Web page and app entries ▸
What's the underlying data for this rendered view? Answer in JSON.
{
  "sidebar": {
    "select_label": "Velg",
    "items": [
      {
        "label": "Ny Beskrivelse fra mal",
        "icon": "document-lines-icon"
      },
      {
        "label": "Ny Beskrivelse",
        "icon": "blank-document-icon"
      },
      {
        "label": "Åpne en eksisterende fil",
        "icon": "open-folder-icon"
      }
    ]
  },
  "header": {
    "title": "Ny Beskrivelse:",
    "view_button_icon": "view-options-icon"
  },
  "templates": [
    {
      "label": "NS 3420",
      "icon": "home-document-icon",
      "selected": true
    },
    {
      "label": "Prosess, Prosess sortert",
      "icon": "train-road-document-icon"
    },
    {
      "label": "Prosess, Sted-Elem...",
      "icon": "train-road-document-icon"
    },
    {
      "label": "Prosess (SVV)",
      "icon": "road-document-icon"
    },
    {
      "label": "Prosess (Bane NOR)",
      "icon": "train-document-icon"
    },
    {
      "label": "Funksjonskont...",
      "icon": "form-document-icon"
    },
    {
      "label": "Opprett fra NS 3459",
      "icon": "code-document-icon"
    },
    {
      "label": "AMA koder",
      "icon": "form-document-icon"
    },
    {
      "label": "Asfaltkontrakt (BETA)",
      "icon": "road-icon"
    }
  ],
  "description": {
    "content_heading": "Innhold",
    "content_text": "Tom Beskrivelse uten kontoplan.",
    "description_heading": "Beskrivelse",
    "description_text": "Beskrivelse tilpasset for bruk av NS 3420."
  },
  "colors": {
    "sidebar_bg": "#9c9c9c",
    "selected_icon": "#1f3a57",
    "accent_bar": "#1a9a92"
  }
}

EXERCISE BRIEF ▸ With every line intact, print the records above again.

ANSWER BOX ▸
What's the underlying data for this rendered view? Answer in JSON.
{
  "sidebar": {
    "select_label": "Velg",
    "items": [
      {
        "label": "Ny Beskrivelse fra mal",
        "icon": "document-lines-icon"
      },
      {
        "label": "Ny Beskrivelse",
        "icon": "blank-document-icon"
      },
      {
        "label": "Åpne en eksisterende fil",
        "icon": "open-folder-icon"
      }
    ]
  },
  "header": {
    "title": "Ny Beskrivelse:",
    "view_button_icon": "view-options-icon"
  },
  "templates": [
    {
      "label": "NS 3420",
      "icon": "home-document-icon",
      "selected": true
    },
    {
      "label": "Prosess, Prosess sortert",
      "icon": "train-road-document-icon"
    },
    {
      "label": "Prosess, Sted-Elem...",
      "icon": "train-road-document-icon"
    },
    {
      "label": "Prosess (SVV)",
      "icon": "road-document-icon"
    },
    {
      "label": "Prosess (Bane NOR)",
      "icon": "train-document-icon"
    },
    {
      "label": "Funksjonskont...",
      "icon": "form-document-icon"
    },
    {
      "label": "Opprett fra NS 3459",
      "icon": "code-document-icon"
    },
    {
      "label": "AMA koder",
      "icon": "form-document-icon"
    },
    {
      "label": "Asfaltkontrakt (BETA)",
      "icon": "road-icon"
    }
  ],
  "description": {
    "content_heading": "Innhold",
    "content_text": "Tom Beskrivelse uten kontoplan.",
    "description_heading": "Beskrivelse",
    "description_text": "Beskrivelse tilpasset for bruk av NS 3420."
  },
  "colors": {
    "sidebar_bg": "#9c9c9c",
    "selected_icon": "#1f3a57",
    "accent_bar": "#1a9a92"
  }
}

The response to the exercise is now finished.